• [WHAT YOU NEED TO DO]
Each entry has to be set down again with no alteration.

====== DATASET RECORDS ======

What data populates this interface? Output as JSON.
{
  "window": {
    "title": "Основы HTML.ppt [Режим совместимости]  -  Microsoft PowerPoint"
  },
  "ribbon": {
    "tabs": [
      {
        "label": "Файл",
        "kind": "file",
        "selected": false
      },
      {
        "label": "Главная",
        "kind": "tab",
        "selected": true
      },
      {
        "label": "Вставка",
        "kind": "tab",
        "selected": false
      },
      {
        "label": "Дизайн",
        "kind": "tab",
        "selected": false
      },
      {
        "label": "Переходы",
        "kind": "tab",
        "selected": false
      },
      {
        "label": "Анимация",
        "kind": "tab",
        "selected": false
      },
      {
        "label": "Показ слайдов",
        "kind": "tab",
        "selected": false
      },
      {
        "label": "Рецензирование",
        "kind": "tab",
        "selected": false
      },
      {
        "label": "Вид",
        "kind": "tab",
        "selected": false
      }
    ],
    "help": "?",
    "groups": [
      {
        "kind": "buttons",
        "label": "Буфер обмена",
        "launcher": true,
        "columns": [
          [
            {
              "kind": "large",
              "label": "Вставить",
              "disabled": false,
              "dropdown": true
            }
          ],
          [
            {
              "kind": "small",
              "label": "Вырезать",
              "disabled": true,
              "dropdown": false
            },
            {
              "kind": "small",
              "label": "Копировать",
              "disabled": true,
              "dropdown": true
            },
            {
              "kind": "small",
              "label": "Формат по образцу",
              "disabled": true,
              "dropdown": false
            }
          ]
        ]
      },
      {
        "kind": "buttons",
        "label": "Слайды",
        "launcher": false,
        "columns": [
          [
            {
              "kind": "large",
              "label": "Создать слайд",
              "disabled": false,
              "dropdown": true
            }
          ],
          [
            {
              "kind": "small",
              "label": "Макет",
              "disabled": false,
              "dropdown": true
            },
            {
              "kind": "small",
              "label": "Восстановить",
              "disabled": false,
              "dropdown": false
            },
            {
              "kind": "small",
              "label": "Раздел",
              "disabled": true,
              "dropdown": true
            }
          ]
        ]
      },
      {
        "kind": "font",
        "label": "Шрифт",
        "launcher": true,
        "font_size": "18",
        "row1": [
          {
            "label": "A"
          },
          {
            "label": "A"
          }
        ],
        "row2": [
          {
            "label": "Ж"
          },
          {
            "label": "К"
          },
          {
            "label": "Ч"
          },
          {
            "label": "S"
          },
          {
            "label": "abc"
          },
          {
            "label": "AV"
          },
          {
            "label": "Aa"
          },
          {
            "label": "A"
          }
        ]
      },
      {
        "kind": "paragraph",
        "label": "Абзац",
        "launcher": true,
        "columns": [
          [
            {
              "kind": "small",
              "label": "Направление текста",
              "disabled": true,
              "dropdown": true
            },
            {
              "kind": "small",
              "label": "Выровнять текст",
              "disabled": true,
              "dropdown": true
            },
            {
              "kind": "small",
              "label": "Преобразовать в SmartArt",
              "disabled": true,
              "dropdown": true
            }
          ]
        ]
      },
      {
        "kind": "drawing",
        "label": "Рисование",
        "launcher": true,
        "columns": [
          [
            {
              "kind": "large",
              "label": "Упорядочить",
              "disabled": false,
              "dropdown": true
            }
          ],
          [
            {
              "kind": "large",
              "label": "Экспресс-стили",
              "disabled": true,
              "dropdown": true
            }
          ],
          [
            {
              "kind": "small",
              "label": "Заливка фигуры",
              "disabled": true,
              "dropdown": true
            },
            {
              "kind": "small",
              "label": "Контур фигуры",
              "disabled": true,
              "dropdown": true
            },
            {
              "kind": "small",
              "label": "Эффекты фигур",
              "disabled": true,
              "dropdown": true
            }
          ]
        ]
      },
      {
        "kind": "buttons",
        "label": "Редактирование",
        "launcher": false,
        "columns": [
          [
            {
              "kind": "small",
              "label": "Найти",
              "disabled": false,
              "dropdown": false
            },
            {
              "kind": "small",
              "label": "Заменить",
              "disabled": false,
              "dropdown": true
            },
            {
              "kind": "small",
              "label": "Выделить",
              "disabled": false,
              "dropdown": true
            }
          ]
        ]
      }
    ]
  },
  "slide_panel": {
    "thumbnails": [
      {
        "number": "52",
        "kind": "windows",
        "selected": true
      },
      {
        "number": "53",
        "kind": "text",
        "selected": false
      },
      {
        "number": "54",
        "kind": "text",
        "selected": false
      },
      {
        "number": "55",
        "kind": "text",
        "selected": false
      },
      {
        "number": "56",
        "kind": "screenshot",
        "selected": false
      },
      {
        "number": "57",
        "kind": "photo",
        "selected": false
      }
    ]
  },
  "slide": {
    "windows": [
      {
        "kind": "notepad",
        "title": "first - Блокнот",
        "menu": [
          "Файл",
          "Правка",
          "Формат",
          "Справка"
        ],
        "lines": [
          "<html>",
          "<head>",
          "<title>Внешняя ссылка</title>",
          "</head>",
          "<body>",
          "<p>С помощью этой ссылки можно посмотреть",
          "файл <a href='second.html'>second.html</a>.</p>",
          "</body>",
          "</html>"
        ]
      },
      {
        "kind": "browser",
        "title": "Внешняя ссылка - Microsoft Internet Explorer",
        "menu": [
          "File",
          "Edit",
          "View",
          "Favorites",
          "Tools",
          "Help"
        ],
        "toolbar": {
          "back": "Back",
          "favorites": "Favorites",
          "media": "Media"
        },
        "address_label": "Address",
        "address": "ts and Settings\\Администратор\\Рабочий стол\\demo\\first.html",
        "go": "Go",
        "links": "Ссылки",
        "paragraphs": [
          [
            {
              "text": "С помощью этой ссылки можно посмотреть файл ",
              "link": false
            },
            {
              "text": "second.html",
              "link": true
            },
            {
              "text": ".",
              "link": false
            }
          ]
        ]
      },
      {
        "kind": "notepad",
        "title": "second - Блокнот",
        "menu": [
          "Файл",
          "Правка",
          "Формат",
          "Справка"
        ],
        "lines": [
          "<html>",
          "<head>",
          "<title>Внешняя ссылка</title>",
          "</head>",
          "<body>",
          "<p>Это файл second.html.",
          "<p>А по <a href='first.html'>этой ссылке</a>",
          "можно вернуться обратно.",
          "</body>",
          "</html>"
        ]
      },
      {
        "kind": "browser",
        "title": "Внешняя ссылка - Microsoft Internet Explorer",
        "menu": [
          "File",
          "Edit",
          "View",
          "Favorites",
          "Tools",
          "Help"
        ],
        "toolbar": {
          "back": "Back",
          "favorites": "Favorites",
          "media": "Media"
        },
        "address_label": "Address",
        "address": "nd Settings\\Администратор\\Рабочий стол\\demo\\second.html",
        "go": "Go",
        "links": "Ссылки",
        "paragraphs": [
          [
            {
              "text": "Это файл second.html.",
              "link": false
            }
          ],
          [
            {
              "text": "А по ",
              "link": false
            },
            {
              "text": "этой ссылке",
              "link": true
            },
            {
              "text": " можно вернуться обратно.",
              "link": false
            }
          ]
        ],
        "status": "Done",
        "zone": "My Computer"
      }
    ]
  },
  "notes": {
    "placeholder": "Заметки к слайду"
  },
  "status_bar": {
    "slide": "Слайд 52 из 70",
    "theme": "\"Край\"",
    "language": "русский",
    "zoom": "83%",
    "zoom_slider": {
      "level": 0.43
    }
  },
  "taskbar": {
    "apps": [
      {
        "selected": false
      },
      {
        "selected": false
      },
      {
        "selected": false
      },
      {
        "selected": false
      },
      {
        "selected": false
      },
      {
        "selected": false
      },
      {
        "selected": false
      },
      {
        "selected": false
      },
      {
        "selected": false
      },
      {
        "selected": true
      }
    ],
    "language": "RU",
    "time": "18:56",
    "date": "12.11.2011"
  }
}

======

• [SOLVED PROBLEM]
What data populates this interface? Output as JSON.
{
  "window": {
    "title": "Основы HTML.ppt [Режим совместимости]  -  Microsoft PowerPoint"
  },
  "ribbon": {
    "tabs": [
      {
        "label": "Файл",
        "kind": "file",
        "selected": false
      },
      {
        "label": "Главная",
        "kind": "tab",
        "selected": true
      },
      {
        "label": "Вставка",
        "kind": "tab",
        "selected": false
      },
      {
        "label": "Дизайн",
        "kind": "tab",
        "selected": false
      },
      {
        "label": "Переходы",
        "kind": "tab",
        "selected": false
      },
      {
        "label": "Анимация",
        "kind": "tab",
        "selected": false
      },
      {
        "label": "Показ слайдов",
        "kind": "tab",
        "selected": false
      },
      {
        "label": "Рецензирование",
        "kind": "tab",
        "selected": false
      },
      {
        "label": "Вид",
        "kind": "tab",
        "selected": false
      }
    ],
    "help": "?",
    "groups": [
      {
        "kind": "buttons",
        "label": "Буфер обмена",
        "launcher": true,
        "columns": [
          [
            {
              "kind": "large",
              "label": "Вставить",
              "disabled": false,
              "dropdown": true
            }
          ],
          [
            {
              "kind": "small",
              "label": "Вырезать",
              "disabled": true,
              "dropdown": false
            },
            {
              "kind": "small",
              "label": "Копировать",
              "disabled": true,
              "dropdown": true
            },
            {
              "kind": "small",
              "label": "Формат по образцу",
              "disabled": true,
              "dropdown": false
            }
          ]
        ]
      },
      {
        "kind": "buttons",
        "label": "Слайды",
        "launcher": false,
        "columns": [
          [
            {
              "kind": "large",
              "label": "Создать слайд",
              "disabled": false,
              "dropdown": true
            }
          ],
          [
            {
              "kind": "small",
              "label": "Макет",
              "disabled": false,
              "dropdown": true
            },
            {
              "kind": "small",
              "label": "Восстановить",
              "disabled": false,
              "dropdown": false
            },
            {
              "kind": "small",
              "label": "Раздел",
              "disabled": true,
              "dropdown": true
            }
          ]
        ]
      },
      {
        "kind": "font",
        "label": "Шрифт",
        "launcher": true,
        "font_size": "18",
        "row1": [
          {
            "label": "A"
          },
          {
            "label": "A"
          }
        ],
        "row2": [
          {
            "label": "Ж"
          },
          {
            "label": "К"
          },
          {
            "label": "Ч"
          },
          {
            "label": "S"
          },
          {
            "label": "abc"
          },
          {
            "label": "AV"
          },
          {
            "label": "Aa"
          },
          {
            "label": "A"
          }
        ]
      },
      {
        "kind": "paragraph",
        "label": "Абзац",
        "launcher": true,
        "columns": [
          [
            {
              "kind": "small",
              "label": "Направление текста",
              "disabled": true,
              "dropdown": true
            },
            {
              "kind": "small",
              "label": "Выровнять текст",
              "disabled": true,
              "dropdown": true
            },
            {
              "kind": "small",
              "label": "Преобразовать в SmartArt",
              "disabled": true,
              "dropdown": true
            }
          ]
        ]
      },
      {
        "kind": "drawing",
        "label": "Рисование",
        "launcher": true,
        "columns": [
          [
            {
              "kind": "large",
              "label": "Упорядочить",
              "disabled": false,
              "dropdown": true
            }
          ],
          [
            {
              "kind": "large",
              "label": "Экспресс-стили",
              "disabled": true,
              "dropdown": true
            }
          ],
          [
            {
              "kind": "small",
              "label": "Заливка фигуры",
              "disabled": true,
              "dropdown": true
            },
            {
              "kind": "small",
              "label": "Контур фигуры",
              "disabled": true,
              "dropdown": true
            },
            {
              "kind": "small",
              "label": "Эффекты фигур",
              "disabled": true,
              "dropdown": true
            }
          ]
        ]
      },
      {
        "kind": "buttons",
        "label": "Редактирование",
        "launcher": false,
        "columns": [
          [
            {
              "kind": "small",
              "label": "Найти",
              "disabled": false,
              "dropdown": false
            },
            {
              "kind": "small",
              "label": "Заменить",
              "disabled": false,
              "dropdown": true
            },
            {
              "kind": "small",
              "label": "Выделить",
              "disabled": false,
              "dropdown": true
            }
          ]
        ]
      }
    ]
  },
  "slide_panel": {
    "thumbnails": [
      {
        "number": "52",
        "kind": "windows",
        "selected": true
      },
      {
        "number": "53",
        "kind": "text",
        "selected": false
      },
      {
        "number": "54",
        "kind": "text",
        "selected": false
      },
      {
        "number": "55",
        "kind": "text",
        "selected": false
      },
      {
        "number": "56",
        "kind": "screenshot",
        "selected": false
      },
      {
        "number": "57",
        "kind": "photo",
        "selected": false
      }
    ]
  },
  "slide": {
    "windows": [
      {
        "kind": "notepad",
        "title": "first - Блокнот",
        "menu": [
          "Файл",
          "Правка",
          "Формат",
          "Справка"
        ],
        "lines": [
          "<html>",
          "<head>",
          "<title>Внешняя ссылка</title>",
          "</head>",
          "<body>",
          "<p>С помощью этой ссылки можно посмотреть",
          "файл <a href='second.html'>second.html</a>.</p>",
          "</body>",
          "</html>"
        ]
      },
      {
        "kind": "browser",
        "title": "Внешняя ссылка - Microsoft Internet Explorer",
        "menu": [
          "File",
          "Edit",
          "View",
          "Favorites",
          "Tools",
          "Help"
        ],
        "toolbar": {
          "back": "Back",
          "favorites": "Favorites",
          "media": "Media"
        },
        "address_label": "Address",
        "address": "ts and Settings\\Администратор\\Рабочий стол\\demo\\first.html",
        "go": "Go",
        "links": "Ссылки",
        "paragraphs": [
          [
            {
              "text": "С помощью этой ссылки можно посмотреть файл ",
              "link": false
            },
            {
              "text": "second.html",
              "link": true
            },
            {
              "text": ".",
              "link": false
            }
          ]
        ]
      },
      {
        "kind": "notepad",
        "title": "second - Блокнот",
        "menu": [
          "Файл",
          "Правка",
          "Формат",
          "Справка"
        ],
        "lines": [
          "<html>",
          "<head>",
          "<title>Внешняя ссылка</title>",
          "</head>",
          "<body>",
          "<p>Это файл second.html.",
          "<p>А по <a href='first.html'>этой ссылке</a>",
          "можно вернуться обратно.",
          "</body>",
          "</html>"
        ]
      },
      {
        "kind": "browser",
        "title": "Внешняя ссылка - Microsoft Internet Explorer",
        "menu": [
          "File",
          "Edit",
          "View",
          "Favorites",
          "Tools",
          "Help"
        ],
        "toolbar": {
          "back": "Back",
          "favorites": "Favorites",
          "media": "Media"
        },
        "address_label": "Address",
        "address": "nd Settings\\Администратор\\Рабочий стол\\demo\\second.html",
        "go": "Go",
        "links": "Ссылки",
        "paragraphs": [
          [
            {
              "text": "Это файл second.html.",
              "link": false
            }
          ],
          [
            {
              "text": "А по ",
              "link": false
            },
            {
              "text": "этой ссылке",
              "link": true
            },
            {
              "text": " можно вернуться обратно.",
              "link": false
            }
          ]
        ],
        "status": "Done",
        "zone": "My Computer"
      }
    ]
  },
  "notes": {
    "placeholder": "Заметки к слайду"
  },
  "status_bar": {
    "slide": "Слайд 52 из 70",
    "theme": "\"Край\"",
    "language": "русский",
    "zoom": "83%",
    "zoom_slider": {
      "level": 0.43
    }
  },
  "taskbar": {
    "apps": [
      {
        "selected": false
      },
      {
        "selected": false
      },
      {
        "selected": false
      },
      {
        "selected": false
      },
      {
        "selected": false
      },
      {
        "selected": false
      },
      {
        "selected": false
      },
      {
        "selected": false
      },
      {
        "selected": false
      },
      {
        "selected": true
      }
    ],
    "language": "RU",
    "time": "18:56",
    "date": "12.11.2011"
  }
}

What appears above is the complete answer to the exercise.